March 16, 2014
This tiny section of the book of Genesis has an outsized significance for the ongoing story of YHWH. I have often called this pericope the "lynchpin of the Bible," and by that I do not mean merely the Hebrew Bible; I mean in fact the entire Bible, both testaments. The editors who constructed the Scriptures as we know them had apparently quite specific theological interests that drove them to order their material in the ways they did. Genesis 1-11 is nothing less than a history of the failures of the people of YHWH to do things that their God had called them to do. From fruit-eating to fratricide to divine-human inappropriate intermingling to the great flood to the family-destroying drunkenness of Noah to the ridiculous mud brick tower, designed clearly "to make a name for themselves" and to avoid scattering abroad on the face of the land, expressly rejecting YHWH's clear call to "be fruitful, multiply, and fill the earth," Genesis 11 ends with uncommunicative people rushing away from the ruins of their attempts to reach up to YHWH. They have finally "scattered abroad," but hardly in the ways YHWH had in mind. Plainly, something else, something new, must be done.
And so YHWH acts in a new way. YHWH now calls a foreign man, Abram ("mighty father" or "father of many"), to enact the work of God. Rather than speak to the mass of humanity, expecting them all to do YHWH's will, YHWH now chooses one person through which YHWH will attempt once again to effect the divine work in the world.

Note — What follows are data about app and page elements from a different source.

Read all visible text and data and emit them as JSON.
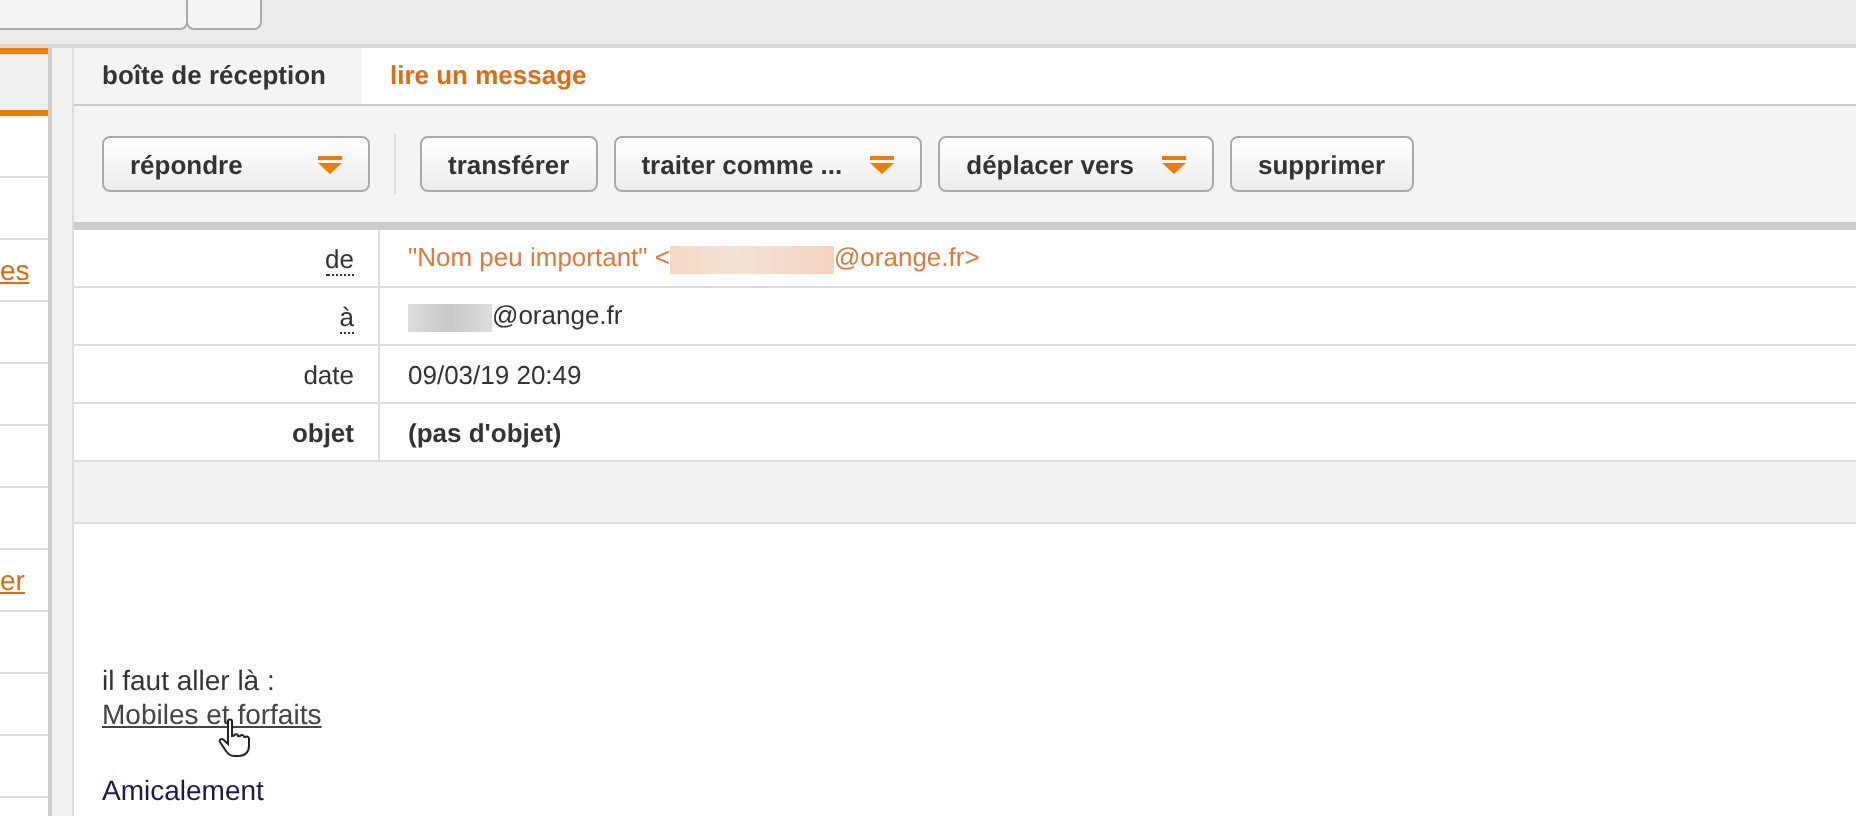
{
  "sidebar": {
    "items": [
      {
        "label": "es"
      },
      {
        "label": "er"
      }
    ]
  },
  "breadcrumb": [
    {
      "label": "boîte de réception",
      "selected": false
    },
    {
      "label": "lire un message",
      "selected": true
    }
  ],
  "toolbar": [
    {
      "label": "répondre",
      "kind": "menu"
    },
    {
      "label": "transférer",
      "kind": "plain"
    },
    {
      "label": "traiter comme ...",
      "kind": "menu"
    },
    {
      "label": "déplacer vers",
      "kind": "menu"
    },
    {
      "label": "supprimer",
      "kind": "plain"
    }
  ],
  "headers": [
    {
      "label": "de",
      "kind": "from",
      "before": "\"Nom peu important\" <",
      "after": "@orange.fr>"
    },
    {
      "label": "à",
      "kind": "to",
      "after": "@orange.fr"
    },
    {
      "label": "date",
      "kind": "plain",
      "value": "09/03/19 20:49"
    },
    {
      "label": "objet",
      "kind": "subject",
      "value": "(pas d'objet)"
    }
  ],
  "body": {
    "intro": "il faut aller là :",
    "link": "Mobiles et forfaits",
    "closing": "Amicalement"
  }
}
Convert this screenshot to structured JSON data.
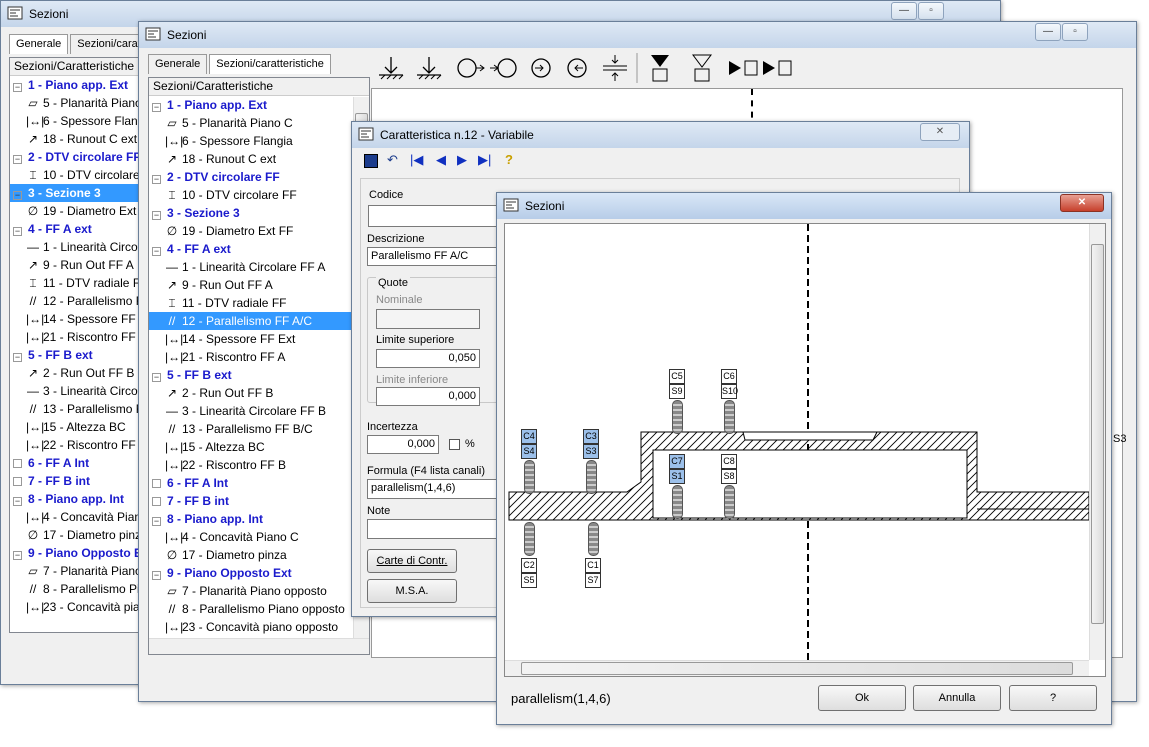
{
  "win_back": {
    "title": "Sezioni",
    "tabs": [
      "Generale",
      "Sezioni/caratteristiche"
    ],
    "tree_header": "Sezioni/Caratteristiche",
    "items": [
      {
        "t": "g",
        "label": "1 - Piano app. Ext"
      },
      {
        "t": "s",
        "icon": "▱",
        "label": "5 - Planarità Piano C"
      },
      {
        "t": "s",
        "icon": "|↔|",
        "label": "6 - Spessore Flangia"
      },
      {
        "t": "s",
        "icon": "↗",
        "label": "18 - Runout C ext"
      },
      {
        "t": "g",
        "label": "2 - DTV circolare FF"
      },
      {
        "t": "s",
        "icon": "⌶",
        "label": "10 - DTV circolare FF"
      },
      {
        "t": "g",
        "label": "3 - Sezione 3",
        "sel": true
      },
      {
        "t": "s",
        "icon": "∅",
        "label": "19 - Diametro Ext FF"
      },
      {
        "t": "g",
        "label": "4 - FF A ext"
      },
      {
        "t": "s",
        "icon": "—",
        "label": "1 - Linearità Circolare FF A"
      },
      {
        "t": "s",
        "icon": "↗",
        "label": "9 - Run Out FF A"
      },
      {
        "t": "s",
        "icon": "⌶",
        "label": "11 - DTV radiale FF"
      },
      {
        "t": "s",
        "icon": "//",
        "label": "12 - Parallelismo FF A/C"
      },
      {
        "t": "s",
        "icon": "|↔|",
        "label": "14 - Spessore FF Ext"
      },
      {
        "t": "s",
        "icon": "|↔|",
        "label": "21 - Riscontro FF A"
      },
      {
        "t": "g",
        "label": "5 - FF B ext"
      },
      {
        "t": "s",
        "icon": "↗",
        "label": "2 - Run Out FF B"
      },
      {
        "t": "s",
        "icon": "—",
        "label": "3 - Linearità Circolare FF B"
      },
      {
        "t": "s",
        "icon": "//",
        "label": "13 - Parallelismo FF B/C"
      },
      {
        "t": "s",
        "icon": "|↔|",
        "label": "15 - Altezza BC"
      },
      {
        "t": "s",
        "icon": "|↔|",
        "label": "22 - Riscontro FF B"
      },
      {
        "t": "g",
        "box": true,
        "label": "6 - FF A Int"
      },
      {
        "t": "g",
        "box": true,
        "label": "7 - FF B int"
      },
      {
        "t": "g",
        "label": "8 - Piano app. Int"
      },
      {
        "t": "s",
        "icon": "|↔|",
        "label": "4 - Concavità  Piano C"
      },
      {
        "t": "s",
        "icon": "∅",
        "label": "17 - Diametro pinza"
      },
      {
        "t": "g",
        "label": "9 - Piano Opposto Ext"
      },
      {
        "t": "s",
        "icon": "▱",
        "label": "7 - Planarità Piano opposto"
      },
      {
        "t": "s",
        "icon": "//",
        "label": "8 - Parallelismo Piano opposto"
      },
      {
        "t": "s",
        "icon": "|↔|",
        "label": "23 - Concavità piano opposto"
      }
    ]
  },
  "win_mid": {
    "title": "Sezioni",
    "tabs": [
      "Generale",
      "Sezioni/caratteristiche"
    ],
    "tree_header": "Sezioni/Caratteristiche",
    "items": [
      {
        "t": "g",
        "label": "1 - Piano app. Ext"
      },
      {
        "t": "s",
        "icon": "▱",
        "label": "5 - Planarità Piano C"
      },
      {
        "t": "s",
        "icon": "|↔|",
        "label": "6 - Spessore Flangia"
      },
      {
        "t": "s",
        "icon": "↗",
        "label": "18 - Runout C ext"
      },
      {
        "t": "g",
        "label": "2 - DTV circolare FF"
      },
      {
        "t": "s",
        "icon": "⌶",
        "label": "10 - DTV circolare FF"
      },
      {
        "t": "g",
        "label": "3 - Sezione 3"
      },
      {
        "t": "s",
        "icon": "∅",
        "label": "19 - Diametro Ext FF"
      },
      {
        "t": "g",
        "label": "4 - FF A ext"
      },
      {
        "t": "s",
        "icon": "—",
        "label": "1 - Linearità Circolare FF  A"
      },
      {
        "t": "s",
        "icon": "↗",
        "label": "9 - Run Out FF A"
      },
      {
        "t": "s",
        "icon": "⌶",
        "label": "11 - DTV radiale FF"
      },
      {
        "t": "s",
        "icon": "//",
        "label": "12 - Parallelismo FF A/C",
        "sel": true
      },
      {
        "t": "s",
        "icon": "|↔|",
        "label": "14 - Spessore FF Ext"
      },
      {
        "t": "s",
        "icon": "|↔|",
        "label": "21 - Riscontro FF A"
      },
      {
        "t": "g",
        "label": "5 - FF B ext"
      },
      {
        "t": "s",
        "icon": "↗",
        "label": "2 - Run Out FF B"
      },
      {
        "t": "s",
        "icon": "—",
        "label": "3 - Linearità Circolare FF B"
      },
      {
        "t": "s",
        "icon": "//",
        "label": "13 - Parallelismo FF B/C"
      },
      {
        "t": "s",
        "icon": "|↔|",
        "label": "15 - Altezza BC"
      },
      {
        "t": "s",
        "icon": "|↔|",
        "label": "22 - Riscontro FF B"
      },
      {
        "t": "g",
        "box": true,
        "label": "6 - FF A Int"
      },
      {
        "t": "g",
        "box": true,
        "label": "7 - FF B int"
      },
      {
        "t": "g",
        "label": "8 - Piano app. Int"
      },
      {
        "t": "s",
        "icon": "|↔|",
        "label": "4 - Concavità  Piano C"
      },
      {
        "t": "s",
        "icon": "∅",
        "label": "17 - Diametro pinza"
      },
      {
        "t": "g",
        "label": "9 - Piano Opposto Ext"
      },
      {
        "t": "s",
        "icon": "▱",
        "label": "7 - Planarità Piano opposto"
      },
      {
        "t": "s",
        "icon": "//",
        "label": "8 - Parallelismo Piano opposto"
      },
      {
        "t": "s",
        "icon": "|↔|",
        "label": "23 - Concavità piano opposto"
      }
    ],
    "right_label": "S3"
  },
  "char_dlg": {
    "title": "Caratteristica n.12 - Variabile",
    "codice_label": "Codice",
    "codice_value": "",
    "descrizione_label": "Descrizione",
    "descrizione_value": "Parallelismo FF A/C",
    "quote_label": "Quote",
    "nominale_label": "Nominale",
    "nominale_value": "",
    "lim_sup_label": "Limite superiore",
    "lim_sup_value": "0,050",
    "lim_inf_label": "Limite inferiore",
    "lim_inf_value": "0,000",
    "incertezza_label": "Incertezza",
    "incertezza_value": "0,000",
    "perc_label": "%",
    "formula_label": "Formula (F4 lista canali)",
    "formula_value": "parallelism(1,4,6)",
    "note_label": "Note",
    "note_value": "",
    "btn_carte": "Carte di Contr.",
    "btn_msa": "M.S.A."
  },
  "sez_dlg": {
    "title": "Sezioni",
    "status_text": "parallelism(1,4,6)",
    "ok": "Ok",
    "annulla": "Annulla",
    "help": "?",
    "sensors": [
      {
        "top": "C4",
        "bot": "S4",
        "blue": true
      },
      {
        "top": "C3",
        "bot": "S3",
        "blue": true
      },
      {
        "top": "C5",
        "bot": "S9"
      },
      {
        "top": "C6",
        "bot": "S10"
      },
      {
        "top": "C7",
        "bot": "S1",
        "blue": true
      },
      {
        "top": "C8",
        "bot": "S8"
      },
      {
        "top": "C2",
        "bot": "S5"
      },
      {
        "top": "C1",
        "bot": "S7"
      }
    ]
  }
}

First, Abram is given a very hard task. "Go from your country, your kin, and the house of your father to the land that I will show you" (Gen. 12:1). There are in fact four increasingly difficult tasks in this command. Anyone who has experienced the movement from one's native land to another land not her own knows well the wrenching feeling of leaving the loved and familiar for the unknown place with its different languages and cultures and money and customs. And if that were not difficult enough, leaving one's land also means leaving one's kin, the relatives left behind who are anxious for the one they love, along with the pain of the one leaving those they love. Then leaving the father's house means nothing less than severing one's roots from immediate family, parents, siblings, all those most intimate and trusted people who have nurtured and cared most deeply for the departing one. Lastly, and perhaps most dangerously, the chosen one is asked to go into the darkest wilderness "to the land I will show you." Where is this unknown place? How is one to find it? Is it a long journey? How perilous will it be, traveling to the mysterious land? These are monumentally difficult demands.
But YHWH does not send Abram out without some promises, though promises that could be vague to the receiver. "I will make of you a great nation" (Gen. 12:2). What might this "great" mean? Does it mean merely large or vast? Or does this "great" mean significant, important, powerful? How would a lone foreigner hear such a charge? "And I will bless you" (Gen. 12:2). Of what will this blessing consist? Is the blessing connected to the greatness, and if so, how? "And I will make your name great so that you will be a blessing" (Gen. 12:2). Here we are reminded of those foolish tower builders who thought their handiwork would " make a name for ourselves" (Gen. 11:4), but all it got them was multiple languages and a disconnected scattering over the whole earth. Now YHWH proposes to make Abram's name a blessing, yet he must surely think, "How does this blessing work itself out in greatness through my name?"
"I will bless those who bless you and anyone who curses you I will curse" (Gen. 12:3). Well, that sounds pretty good! YHWH promises protection for those who get in Abram's way and help for those who help him. That sounds at once practical and comforting. But the last promise is rather less than comforting. "Through you all the families of the ground will be blessed" (Gen. 12:3). The grammar of the sentence could also yield, "By you all the families of the ground will bless themselves." It is finally impossible to choose which one is intended. If it is the former, Abram is promised that through his very existence all peoples will be blessed. This implies that Abram will directly offer a blessing to everyone. That could surely mean that his life will be defined by the blessing of the world. Of course, how such an amazing thing might come about, the whole world's blessing as the result of the life of this one man, is not suggested at all. And if the latter meaning is intended, that Abram's life will result in all peoples blessing themselves, that could mean that Abram himself will see little or nothing of the results of his life of blessing, since it will only occur within the lives of all peoples as they bless themselves.
In short, YHWH's promises of greatness and blessing, however grand they sound, may be cold comfort to one who is leaving everything to go to a place he knows nothing of, to live among people he knows nothing of, to effect a blessing he can hardly understand. Yet, with all these doubts and questions sounding in his skull, Genesis 12:4 comes as a thunderclap: "So Abram went exactly as YHWH told him." Astonishingly, the 75-year-old man from Ur goes without question or pause to the place YHWH has determined. This decision to go is a prefiguring of a later scene in (now) Abraham's life when again YHWH will ask him to go to a place he has never seen and there offer his long-awaited son, Isaac, as a sacrifice to YHWH. And again without question or pause he goes to perform the terrible demand of his God (Gen. 22).